** Opening MATERIAL FOR THIS EXERCISE block **

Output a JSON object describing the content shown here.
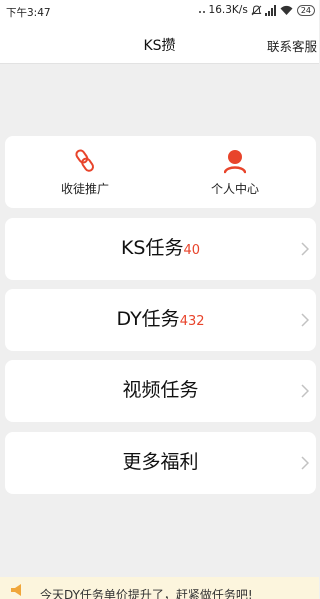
{
  "status_bar": {
    "time": "下午3:47",
    "network_speed": "16.3K/s",
    "battery": "24",
    "icons": [
      "mute-icon",
      "signal-icon",
      "wifi-icon",
      "battery-icon"
    ]
  },
  "nav": {
    "title": "KS攒",
    "service_label": "联系客服"
  },
  "quick_actions": [
    {
      "label": "收徒推广",
      "icon": "link-icon"
    },
    {
      "label": "个人中心",
      "icon": "user-icon"
    }
  ],
  "tasks": [
    {
      "title": "KS任务",
      "count": "40"
    },
    {
      "title": "DY任务",
      "count": "432"
    },
    {
      "title": "视频任务",
      "count": ""
    },
    {
      "title": "更多福利",
      "count": ""
    }
  ],
  "notice": {
    "icon": "speaker-icon",
    "text": "今天DY任务单价提升了，赶紧做任务吧!"
  },
  "colors": {
    "accent": "#e8442b",
    "background": "#efefef",
    "card": "#ffffff",
    "notice_background": "#fcf5dd",
    "notice_icon": "#f0a63a"
  }
}
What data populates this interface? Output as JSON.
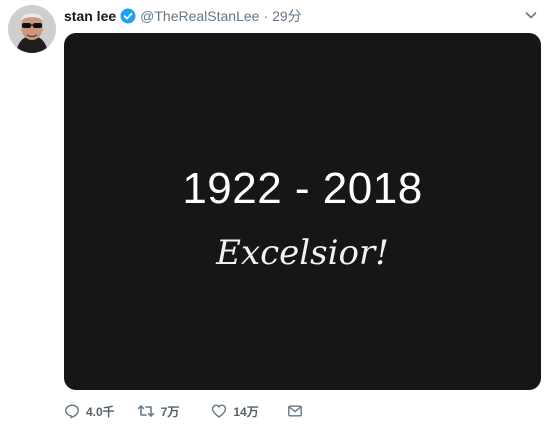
{
  "tweet": {
    "display_name": "stan lee",
    "handle": "@TheRealStanLee",
    "separator": "·",
    "timestamp": "29分",
    "verified": true,
    "media": {
      "years_text": "1922 - 2018",
      "motto_text": "Excelsior!",
      "background_color": "#161617"
    },
    "actions": {
      "reply": {
        "icon": "reply-icon",
        "count": "4.0千"
      },
      "retweet": {
        "icon": "retweet-icon",
        "count": "7万"
      },
      "like": {
        "icon": "heart-icon",
        "count": "14万"
      },
      "message": {
        "icon": "envelope-icon"
      }
    }
  },
  "colors": {
    "text_primary": "#14171a",
    "text_secondary": "#657786",
    "verified_blue": "#1da1f2"
  }
}
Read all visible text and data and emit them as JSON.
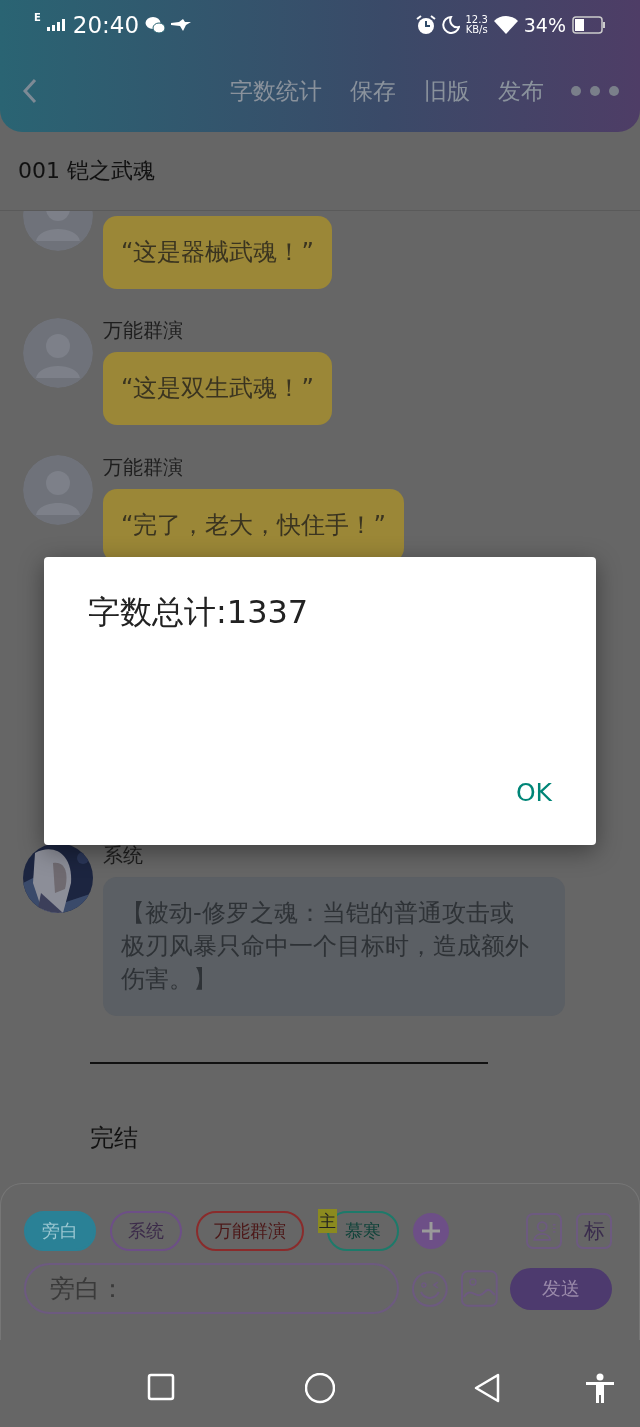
{
  "status_bar": {
    "network": "E",
    "time": "20:40",
    "speed_value": "12.3",
    "speed_unit": "KB/s",
    "battery": "34%"
  },
  "header": {
    "actions": [
      "字数统计",
      "保存",
      "旧版",
      "发布"
    ]
  },
  "chapter_title": "001 铠之武魂",
  "messages": [
    {
      "kind": "dialogue",
      "text": "“这是器械武魂！”"
    },
    {
      "kind": "dialogue",
      "sender": "万能群演",
      "text": "“这是双生武魂！”"
    },
    {
      "kind": "dialogue",
      "sender": "万能群演",
      "text": "“完了，老大，快住手！”"
    },
    {
      "kind": "system",
      "sender": "系统",
      "text": "【被动-修罗之魂：当铠的普通攻击或极刃风暴只命中一个目标时，造成额外伤害。】"
    }
  ],
  "ending": "完结",
  "composer": {
    "roles": [
      {
        "label": "旁白",
        "color": "#2a8196",
        "selected": true
      },
      {
        "label": "系统",
        "color": "#6d4f87",
        "selected": false
      },
      {
        "label": "万能群演",
        "color": "#8a2b2b",
        "selected": false
      },
      {
        "label": "慕寒",
        "color": "#1d7a6a",
        "selected": false,
        "badge": "主"
      }
    ],
    "tag_button": "标",
    "input": {
      "placeholder": "旁白："
    },
    "send": "发送"
  },
  "dialog": {
    "message": "字数总计:1337",
    "button": "OK"
  }
}
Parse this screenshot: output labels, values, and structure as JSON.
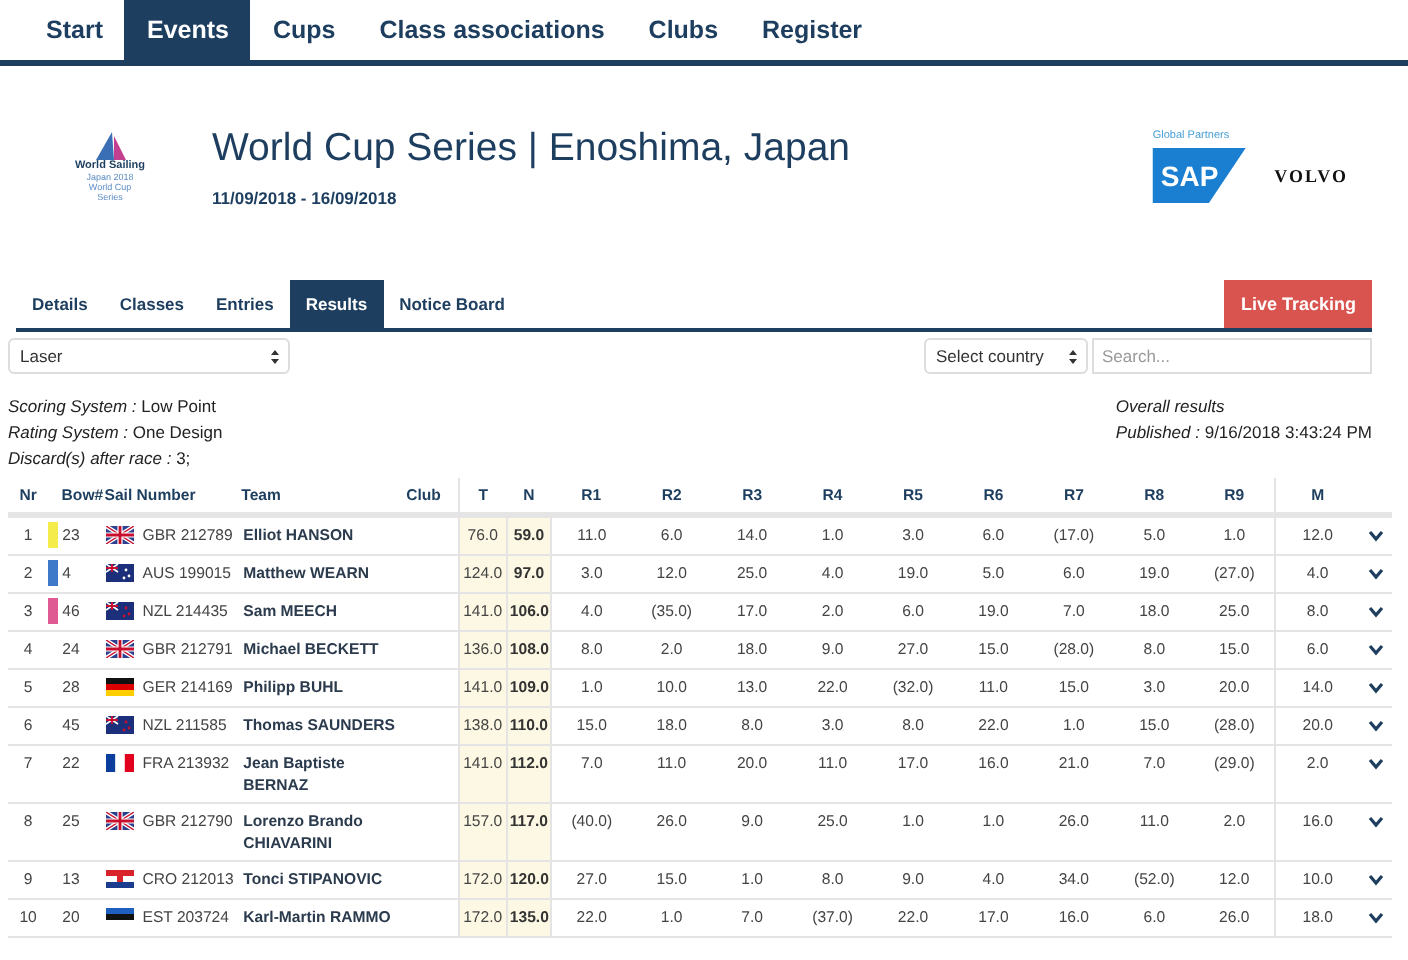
{
  "nav": {
    "items": [
      {
        "label": "Start",
        "selected": false
      },
      {
        "label": "Events",
        "selected": true
      },
      {
        "label": "Cups",
        "selected": false
      },
      {
        "label": "Class associations",
        "selected": false
      },
      {
        "label": "Clubs",
        "selected": false
      },
      {
        "label": "Register",
        "selected": false
      }
    ]
  },
  "header": {
    "logo": {
      "name": "World Sailing",
      "lines": [
        "Japan 2018",
        "World Cup",
        "Series"
      ]
    },
    "title": "World Cup Series | Enoshima, Japan",
    "dates": "11/09/2018 - 16/09/2018",
    "partners": {
      "label": "Global Partners",
      "sponsors": [
        "SAP",
        "VOLVO"
      ]
    }
  },
  "subtabs": {
    "items": [
      {
        "label": "Details",
        "selected": false
      },
      {
        "label": "Classes",
        "selected": false
      },
      {
        "label": "Entries",
        "selected": false
      },
      {
        "label": "Results",
        "selected": true
      },
      {
        "label": "Notice Board",
        "selected": false
      }
    ],
    "action": "Live Tracking"
  },
  "filters": {
    "class_select": "Laser",
    "country_select": "Select country",
    "search": {
      "placeholder": "Search..."
    }
  },
  "info": {
    "left": [
      "*Scoring System :* Low Point",
      "*Rating System :* One Design",
      "*Discard(s) after race :* 3;"
    ],
    "right_title": "Overall results",
    "published": "*Published :* 9/16/2018 3:43:24 PM"
  },
  "table": {
    "columns": [
      "Nr",
      "Bow#",
      "Sail Number",
      "Team",
      "Club",
      "T",
      "N",
      "R1",
      "R2",
      "R3",
      "R4",
      "R5",
      "R6",
      "R7",
      "R8",
      "R9",
      "M"
    ],
    "rows": [
      {
        "nr": "1",
        "color": "#f3ec4a",
        "bow": "23",
        "flag": {
          "kind": "gbr"
        },
        "sail": "GBR 212789",
        "team": "Elliot HANSON",
        "t": "76.0",
        "n": "59.0",
        "races": [
          "11.0",
          "6.0",
          "14.0",
          "1.0",
          "3.0",
          "6.0",
          "(17.0)",
          "5.0",
          "1.0"
        ],
        "m": "12.0"
      },
      {
        "nr": "2",
        "color": "#3d78c9",
        "bow": "4",
        "flag": {
          "kind": "aus"
        },
        "sail": "AUS 199015",
        "team": "Matthew WEARN",
        "t": "124.0",
        "n": "97.0",
        "races": [
          "3.0",
          "12.0",
          "25.0",
          "4.0",
          "19.0",
          "5.0",
          "6.0",
          "19.0",
          "(27.0)"
        ],
        "m": "4.0"
      },
      {
        "nr": "3",
        "color": "#df5a92",
        "bow": "46",
        "flag": {
          "kind": "nzl"
        },
        "sail": "NZL 214435",
        "team": "Sam MEECH",
        "t": "141.0",
        "n": "106.0",
        "races": [
          "4.0",
          "(35.0)",
          "17.0",
          "2.0",
          "6.0",
          "19.0",
          "7.0",
          "18.0",
          "25.0"
        ],
        "m": "8.0"
      },
      {
        "nr": "4",
        "bow": "24",
        "flag": {
          "kind": "gbr"
        },
        "sail": "GBR 212791",
        "team": "Michael BECKETT",
        "t": "136.0",
        "n": "108.0",
        "races": [
          "8.0",
          "2.0",
          "18.0",
          "9.0",
          "27.0",
          "15.0",
          "(28.0)",
          "8.0",
          "15.0"
        ],
        "m": "6.0"
      },
      {
        "nr": "5",
        "bow": "28",
        "flag": {
          "kind": "ger"
        },
        "sail": "GER 214169",
        "team": "Philipp BUHL",
        "t": "141.0",
        "n": "109.0",
        "races": [
          "1.0",
          "10.0",
          "13.0",
          "22.0",
          "(32.0)",
          "11.0",
          "15.0",
          "3.0",
          "20.0"
        ],
        "m": "14.0"
      },
      {
        "nr": "6",
        "bow": "45",
        "flag": {
          "kind": "nzl"
        },
        "sail": "NZL 211585",
        "team": "Thomas SAUNDERS",
        "t": "138.0",
        "n": "110.0",
        "races": [
          "15.0",
          "18.0",
          "8.0",
          "3.0",
          "8.0",
          "22.0",
          "1.0",
          "15.0",
          "(28.0)"
        ],
        "m": "20.0"
      },
      {
        "nr": "7",
        "bow": "22",
        "flag": {
          "kind": "fra"
        },
        "sail": "FRA 213932",
        "team": "Jean Baptiste BERNAZ",
        "t": "141.0",
        "n": "112.0",
        "races": [
          "7.0",
          "11.0",
          "20.0",
          "11.0",
          "17.0",
          "16.0",
          "21.0",
          "7.0",
          "(29.0)"
        ],
        "m": "2.0"
      },
      {
        "nr": "8",
        "bow": "25",
        "flag": {
          "kind": "gbr"
        },
        "sail": "GBR 212790",
        "team": "Lorenzo Brando CHIAVARINI",
        "t": "157.0",
        "n": "117.0",
        "races": [
          "(40.0)",
          "26.0",
          "9.0",
          "25.0",
          "1.0",
          "1.0",
          "26.0",
          "11.0",
          "2.0"
        ],
        "m": "16.0"
      },
      {
        "nr": "9",
        "bow": "13",
        "flag": {
          "kind": "cro"
        },
        "sail": "CRO 212013",
        "team": "Tonci STIPANOVIC",
        "t": "172.0",
        "n": "120.0",
        "races": [
          "27.0",
          "15.0",
          "1.0",
          "8.0",
          "9.0",
          "4.0",
          "34.0",
          "(52.0)",
          "12.0"
        ],
        "m": "10.0"
      },
      {
        "nr": "10",
        "bow": "20",
        "flag": {
          "kind": "est"
        },
        "sail": "EST 203724",
        "team": "Karl-Martin RAMMO",
        "t": "172.0",
        "n": "135.0",
        "races": [
          "22.0",
          "1.0",
          "7.0",
          "(37.0)",
          "22.0",
          "17.0",
          "16.0",
          "6.0",
          "26.0"
        ],
        "m": "18.0"
      }
    ]
  }
}
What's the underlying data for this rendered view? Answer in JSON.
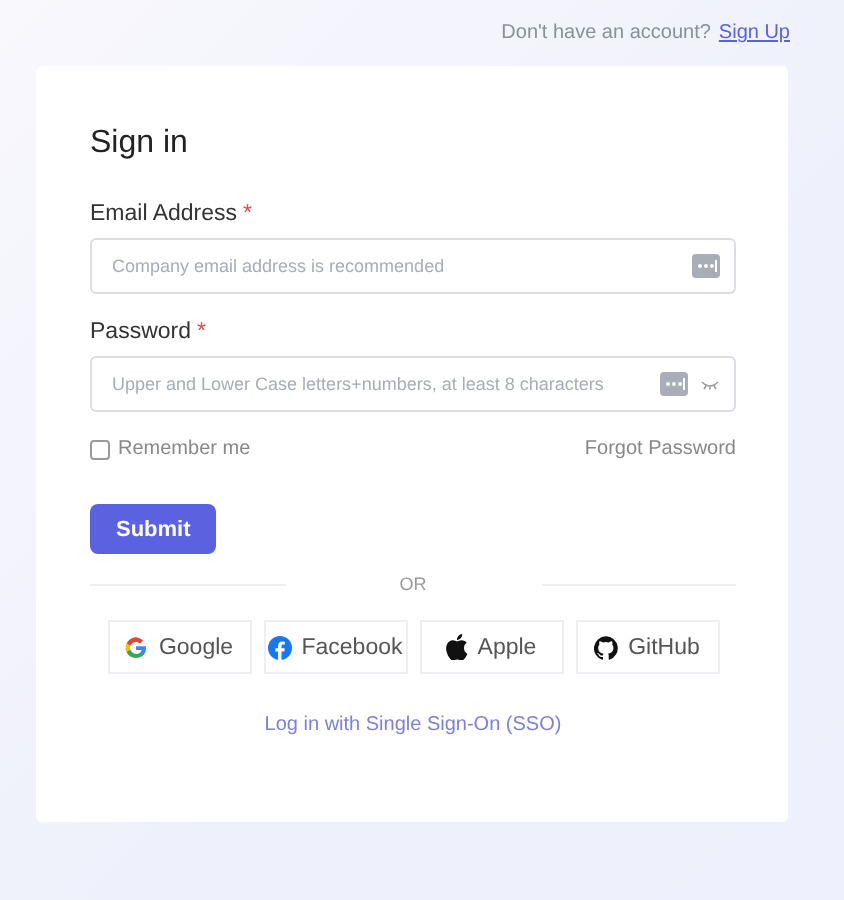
{
  "header": {
    "prompt": "Don't have an account?",
    "link": "Sign Up"
  },
  "form": {
    "title": "Sign in",
    "fields": [
      {
        "kind": "email",
        "label": "Email Address",
        "required_mark": "*",
        "placeholder": "Company email address is recommended"
      },
      {
        "kind": "password",
        "label": "Password",
        "required_mark": "*",
        "placeholder": "Upper and Lower Case letters+numbers, at least 8 characters"
      }
    ],
    "remember": {
      "label": "Remember me",
      "checked": false
    },
    "forgot": "Forgot Password",
    "submit": "Submit",
    "divider": "OR",
    "providers": [
      {
        "kind": "google",
        "label": "Google"
      },
      {
        "kind": "facebook",
        "label": "Facebook"
      },
      {
        "kind": "apple",
        "label": "Apple"
      },
      {
        "kind": "github",
        "label": "GitHub"
      }
    ],
    "sso": "Log in with Single Sign-On (SSO)"
  }
}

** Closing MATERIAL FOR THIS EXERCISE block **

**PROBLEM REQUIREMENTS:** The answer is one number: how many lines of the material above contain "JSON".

**YOUR SOLUTION:** 5